→ **Given entries**
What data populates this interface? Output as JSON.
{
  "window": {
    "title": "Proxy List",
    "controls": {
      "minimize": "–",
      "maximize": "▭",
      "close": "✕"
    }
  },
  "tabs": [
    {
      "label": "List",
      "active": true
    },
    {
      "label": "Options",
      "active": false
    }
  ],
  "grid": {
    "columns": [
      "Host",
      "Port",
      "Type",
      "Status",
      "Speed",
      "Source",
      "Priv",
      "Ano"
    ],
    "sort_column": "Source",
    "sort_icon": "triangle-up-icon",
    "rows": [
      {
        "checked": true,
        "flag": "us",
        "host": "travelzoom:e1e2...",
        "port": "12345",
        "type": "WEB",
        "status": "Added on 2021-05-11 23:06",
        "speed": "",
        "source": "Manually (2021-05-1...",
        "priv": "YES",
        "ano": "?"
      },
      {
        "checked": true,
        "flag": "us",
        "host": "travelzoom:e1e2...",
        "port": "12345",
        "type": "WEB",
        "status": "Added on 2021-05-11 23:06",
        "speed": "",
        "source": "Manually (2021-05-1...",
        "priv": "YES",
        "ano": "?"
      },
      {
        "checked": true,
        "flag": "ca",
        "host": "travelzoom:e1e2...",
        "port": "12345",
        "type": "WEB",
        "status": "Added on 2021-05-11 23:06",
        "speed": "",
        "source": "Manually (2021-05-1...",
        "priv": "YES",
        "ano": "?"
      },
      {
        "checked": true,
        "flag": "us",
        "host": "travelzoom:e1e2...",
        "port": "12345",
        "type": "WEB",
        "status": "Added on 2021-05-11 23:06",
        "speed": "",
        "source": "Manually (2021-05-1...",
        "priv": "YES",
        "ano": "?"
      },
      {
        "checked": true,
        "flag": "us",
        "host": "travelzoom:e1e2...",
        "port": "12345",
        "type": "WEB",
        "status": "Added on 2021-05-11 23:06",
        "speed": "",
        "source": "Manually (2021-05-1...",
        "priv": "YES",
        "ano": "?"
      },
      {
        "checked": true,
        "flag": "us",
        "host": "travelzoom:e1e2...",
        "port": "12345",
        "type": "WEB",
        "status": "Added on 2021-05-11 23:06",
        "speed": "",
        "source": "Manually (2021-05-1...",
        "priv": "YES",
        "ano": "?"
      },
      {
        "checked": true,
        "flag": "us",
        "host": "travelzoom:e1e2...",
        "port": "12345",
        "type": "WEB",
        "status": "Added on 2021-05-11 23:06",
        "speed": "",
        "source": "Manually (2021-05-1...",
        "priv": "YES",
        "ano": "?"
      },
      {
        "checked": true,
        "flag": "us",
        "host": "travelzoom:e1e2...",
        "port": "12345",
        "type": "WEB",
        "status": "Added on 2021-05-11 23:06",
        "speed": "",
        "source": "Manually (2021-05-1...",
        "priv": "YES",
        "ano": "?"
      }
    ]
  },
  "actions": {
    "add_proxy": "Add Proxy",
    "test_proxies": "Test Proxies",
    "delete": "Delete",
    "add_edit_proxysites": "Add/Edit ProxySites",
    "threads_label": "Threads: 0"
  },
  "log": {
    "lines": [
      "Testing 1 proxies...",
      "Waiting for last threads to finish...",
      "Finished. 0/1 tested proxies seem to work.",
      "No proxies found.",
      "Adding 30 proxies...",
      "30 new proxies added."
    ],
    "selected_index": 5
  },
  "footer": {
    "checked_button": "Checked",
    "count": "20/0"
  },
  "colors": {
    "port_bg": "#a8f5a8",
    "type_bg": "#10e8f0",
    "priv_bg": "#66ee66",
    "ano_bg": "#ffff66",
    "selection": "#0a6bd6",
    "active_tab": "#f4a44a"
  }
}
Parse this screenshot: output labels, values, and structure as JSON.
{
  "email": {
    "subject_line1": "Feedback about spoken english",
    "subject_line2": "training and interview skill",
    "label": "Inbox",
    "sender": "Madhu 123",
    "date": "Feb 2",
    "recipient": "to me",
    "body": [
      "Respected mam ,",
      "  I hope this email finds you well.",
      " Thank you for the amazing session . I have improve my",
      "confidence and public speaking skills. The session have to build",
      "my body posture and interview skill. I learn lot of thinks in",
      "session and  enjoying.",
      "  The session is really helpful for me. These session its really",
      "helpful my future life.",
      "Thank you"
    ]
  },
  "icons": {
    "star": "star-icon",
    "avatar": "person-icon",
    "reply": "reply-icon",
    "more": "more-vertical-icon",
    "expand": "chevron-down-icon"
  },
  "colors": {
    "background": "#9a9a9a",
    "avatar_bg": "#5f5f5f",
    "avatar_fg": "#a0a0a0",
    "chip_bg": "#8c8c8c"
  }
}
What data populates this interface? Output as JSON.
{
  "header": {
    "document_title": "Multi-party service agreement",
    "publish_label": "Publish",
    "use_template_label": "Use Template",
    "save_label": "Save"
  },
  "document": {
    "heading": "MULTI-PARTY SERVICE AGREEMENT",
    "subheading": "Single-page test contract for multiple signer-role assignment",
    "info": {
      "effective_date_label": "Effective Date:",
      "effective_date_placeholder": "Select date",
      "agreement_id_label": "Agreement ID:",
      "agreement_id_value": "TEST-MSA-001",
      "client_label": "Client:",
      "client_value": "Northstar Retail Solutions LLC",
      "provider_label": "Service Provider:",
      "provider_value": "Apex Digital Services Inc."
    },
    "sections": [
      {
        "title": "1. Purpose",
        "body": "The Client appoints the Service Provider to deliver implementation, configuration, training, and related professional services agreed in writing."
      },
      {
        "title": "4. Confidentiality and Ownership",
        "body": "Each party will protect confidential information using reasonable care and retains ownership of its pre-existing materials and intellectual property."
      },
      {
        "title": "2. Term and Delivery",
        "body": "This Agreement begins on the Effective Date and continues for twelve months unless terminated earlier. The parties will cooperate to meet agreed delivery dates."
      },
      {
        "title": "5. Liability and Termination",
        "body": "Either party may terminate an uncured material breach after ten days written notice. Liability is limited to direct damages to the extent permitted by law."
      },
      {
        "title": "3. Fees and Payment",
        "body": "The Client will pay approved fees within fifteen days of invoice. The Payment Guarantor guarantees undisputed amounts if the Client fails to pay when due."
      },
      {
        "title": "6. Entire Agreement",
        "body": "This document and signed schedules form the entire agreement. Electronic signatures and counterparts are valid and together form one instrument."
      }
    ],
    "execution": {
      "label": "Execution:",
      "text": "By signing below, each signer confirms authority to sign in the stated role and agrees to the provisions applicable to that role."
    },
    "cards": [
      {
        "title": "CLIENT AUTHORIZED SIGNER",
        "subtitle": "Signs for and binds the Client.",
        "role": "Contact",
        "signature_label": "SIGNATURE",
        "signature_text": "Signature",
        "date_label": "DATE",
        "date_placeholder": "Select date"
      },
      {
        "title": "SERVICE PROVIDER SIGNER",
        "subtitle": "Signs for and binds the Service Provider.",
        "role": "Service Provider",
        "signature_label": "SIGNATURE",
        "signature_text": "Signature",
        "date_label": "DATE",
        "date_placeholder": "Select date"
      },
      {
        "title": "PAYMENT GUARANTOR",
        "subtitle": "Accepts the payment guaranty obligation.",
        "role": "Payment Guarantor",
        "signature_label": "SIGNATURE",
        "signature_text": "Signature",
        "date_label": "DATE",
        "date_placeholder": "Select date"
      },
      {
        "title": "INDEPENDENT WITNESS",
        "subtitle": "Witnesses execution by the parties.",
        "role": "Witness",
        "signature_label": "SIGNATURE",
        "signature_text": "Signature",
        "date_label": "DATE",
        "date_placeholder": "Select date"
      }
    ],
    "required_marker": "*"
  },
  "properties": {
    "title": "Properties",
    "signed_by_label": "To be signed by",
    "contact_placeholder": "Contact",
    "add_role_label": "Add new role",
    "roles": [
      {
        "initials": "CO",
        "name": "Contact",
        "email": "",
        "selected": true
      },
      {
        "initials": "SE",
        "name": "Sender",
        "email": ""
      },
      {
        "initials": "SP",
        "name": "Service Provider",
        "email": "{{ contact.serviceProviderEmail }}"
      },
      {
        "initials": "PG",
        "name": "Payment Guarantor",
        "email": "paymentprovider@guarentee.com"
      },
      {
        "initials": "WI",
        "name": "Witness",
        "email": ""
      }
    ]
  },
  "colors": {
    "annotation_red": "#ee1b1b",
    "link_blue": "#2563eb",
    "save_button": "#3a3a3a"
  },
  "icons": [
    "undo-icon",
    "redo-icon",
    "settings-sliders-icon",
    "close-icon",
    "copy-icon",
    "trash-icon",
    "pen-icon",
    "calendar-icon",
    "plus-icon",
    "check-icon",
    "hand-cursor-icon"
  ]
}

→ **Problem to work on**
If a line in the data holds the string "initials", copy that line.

→ **The answer**
        "initials": "CO",
        "initials": "SE",
        "initials": "SP",
        "initials": "PG",
        "initials": "WI",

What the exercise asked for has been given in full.